Finbarr Fallon & Samantha Chia
23 - 31 July 2022
Tues - Fri: 2 - 7pm
Sat - Sun: 11am - 7pm
Closed on Mondays
The photographic exhibition is a showcase for a documentary arts project titled “Unit.” (2020 - 2022), which looks at the homes and interiors of Singapore’s 1970s - 80s private residential architecture through a combination of photographs and interviews with the apartment’s resident(s).
Singapore’s architecture from the 1970s - 80s represents a time when the post- independence nation was grappling with concepts of modernity and how it would represent the nation on an international platform, with private residential architecture typically taking on bolder and more experimental forms as people increasingly transited towards high-rise living, both due to pressures from urban development and new lifestyle aspirations. Many of these buildings of architecture significance have been photographed from the outside, but rarely seen from the inside.

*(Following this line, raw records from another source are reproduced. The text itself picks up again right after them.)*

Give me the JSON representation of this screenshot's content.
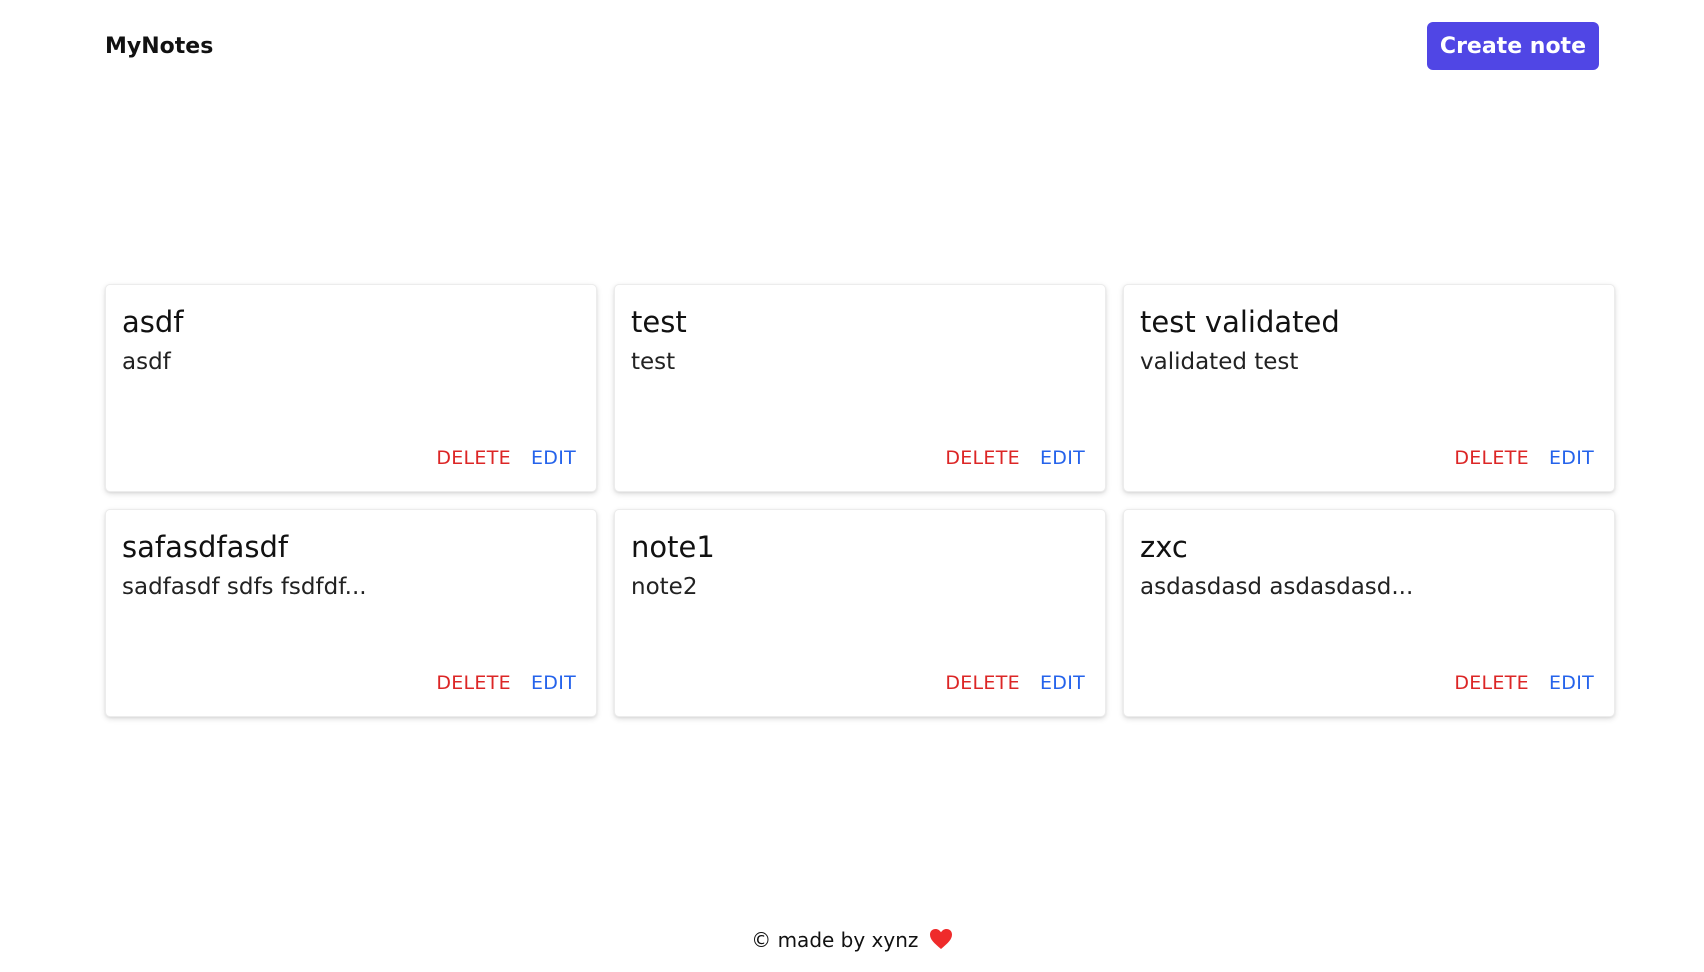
{
  "header": {
    "brand": "MyNotes",
    "create_label": "Create note"
  },
  "notes": [
    {
      "title": "asdf",
      "body": "asdf",
      "delete_label": "DELETE",
      "edit_label": "EDIT"
    },
    {
      "title": "test",
      "body": "test",
      "delete_label": "DELETE",
      "edit_label": "EDIT"
    },
    {
      "title": "test validated",
      "body": "validated test",
      "delete_label": "DELETE",
      "edit_label": "EDIT"
    },
    {
      "title": "safasdfasdf",
      "body": "sadfasdf sdfs fsdfdf...",
      "delete_label": "DELETE",
      "edit_label": "EDIT"
    },
    {
      "title": "note1",
      "body": "note2",
      "delete_label": "DELETE",
      "edit_label": "EDIT"
    },
    {
      "title": "zxc",
      "body": "asdasdasd asdasdasd...",
      "delete_label": "DELETE",
      "edit_label": "EDIT"
    }
  ],
  "footer": {
    "text": "© made by xynz",
    "icon": "heart-icon"
  },
  "colors": {
    "accent": "#5046e5",
    "delete": "#dc2626",
    "edit": "#2563eb",
    "heart": "#ef2b2b"
  }
}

The exhibition will consist of photographic prints documenting 10 built projects,
in addition to interviews with the residents, where we have invited them to talk about what the building / apartment means to them, and the importance of home - concepts that have become all the more relevant due to Covid.

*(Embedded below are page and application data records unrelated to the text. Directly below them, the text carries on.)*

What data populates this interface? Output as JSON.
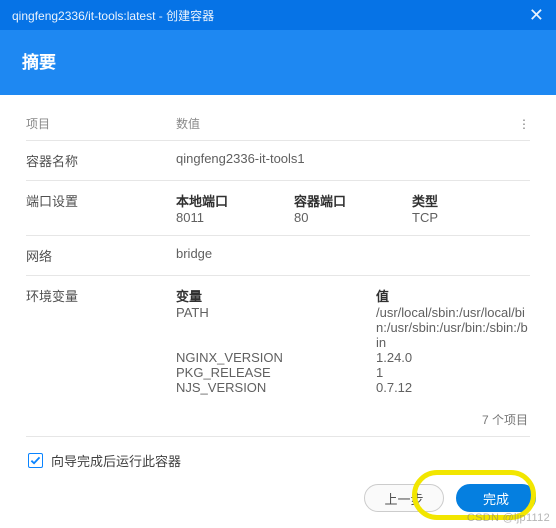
{
  "dialog": {
    "title": "qingfeng2336/it-tools:latest - 创建容器",
    "header": "摘要"
  },
  "table": {
    "col_key": "项目",
    "col_val": "数值",
    "rows": {
      "container_name": {
        "k": "容器名称",
        "v": "qingfeng2336-it-tools1"
      },
      "port": {
        "k": "端口设置",
        "h_local": "本地端口",
        "h_container": "容器端口",
        "h_type": "类型",
        "local": "8011",
        "container": "80",
        "type": "TCP"
      },
      "network": {
        "k": "网络",
        "v": "bridge"
      },
      "env": {
        "k": "环境变量",
        "h_var": "变量",
        "h_val": "值",
        "items": [
          {
            "var": "PATH",
            "val": "/usr/local/sbin:/usr/local/bin:/usr/sbin:/usr/bin:/sbin:/bin"
          },
          {
            "var": "NGINX_VERSION",
            "val": "1.24.0"
          },
          {
            "var": "PKG_RELEASE",
            "val": "1"
          },
          {
            "var": "NJS_VERSION",
            "val": "0.7.12"
          }
        ]
      }
    },
    "count_label": "7 个项目"
  },
  "run_after": {
    "label": "向导完成后运行此容器",
    "checked": true
  },
  "buttons": {
    "back": "上一步",
    "finish": "完成"
  },
  "watermark": "CSDN @ljp1112"
}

About the Artist(s)
Finbarr is a Singapore based artist and photographer, whose works explore the evolution and transformation of the modern urban environment. His work has been exhibited internationally, with recent showings at The Private Museum, Singapore Art Museum and Arts Science Museum. Prizes for his photographic work include the Atrium People’s Choice Award at The Blueprint Architectural Photography Awards (2019) for the Hong Kong graveyard documentary series Dead Space, and first prize at A*STAR’s Beautiful Science competition (2018) for the series Flora Phantasmagoria, which re-presents the Singapore as the City in Nature through infrared.
Samantha is an urban planner with a background in architecture, and a keen interest in writing and documenting the untold narratives that shape the history and urban fabric of Singapore. She graduated cum laude from the Delft University of Technology (Msc Arch) with a thesis paper on ‘Landscapes without Meaning -The fickleness of memory and the obsession with the image’ and design project titled ‘Ritual & Memory - Resisting the changing landscapes of Singapore’, shortlisted for the school’s ArchiPrix exhibition, which looked at re- establishing the relevance of the Hakka clan Ying Fo Fui Kun’s cemetery at Commonwealth, by reclaiming its purpose as a burial landscape in a rapidly changing Singapore. Her other interests include public policy and governance for which she won the United Nations 32nd Eisaku Sato Essay Contest (2017) - Award of Brilliance.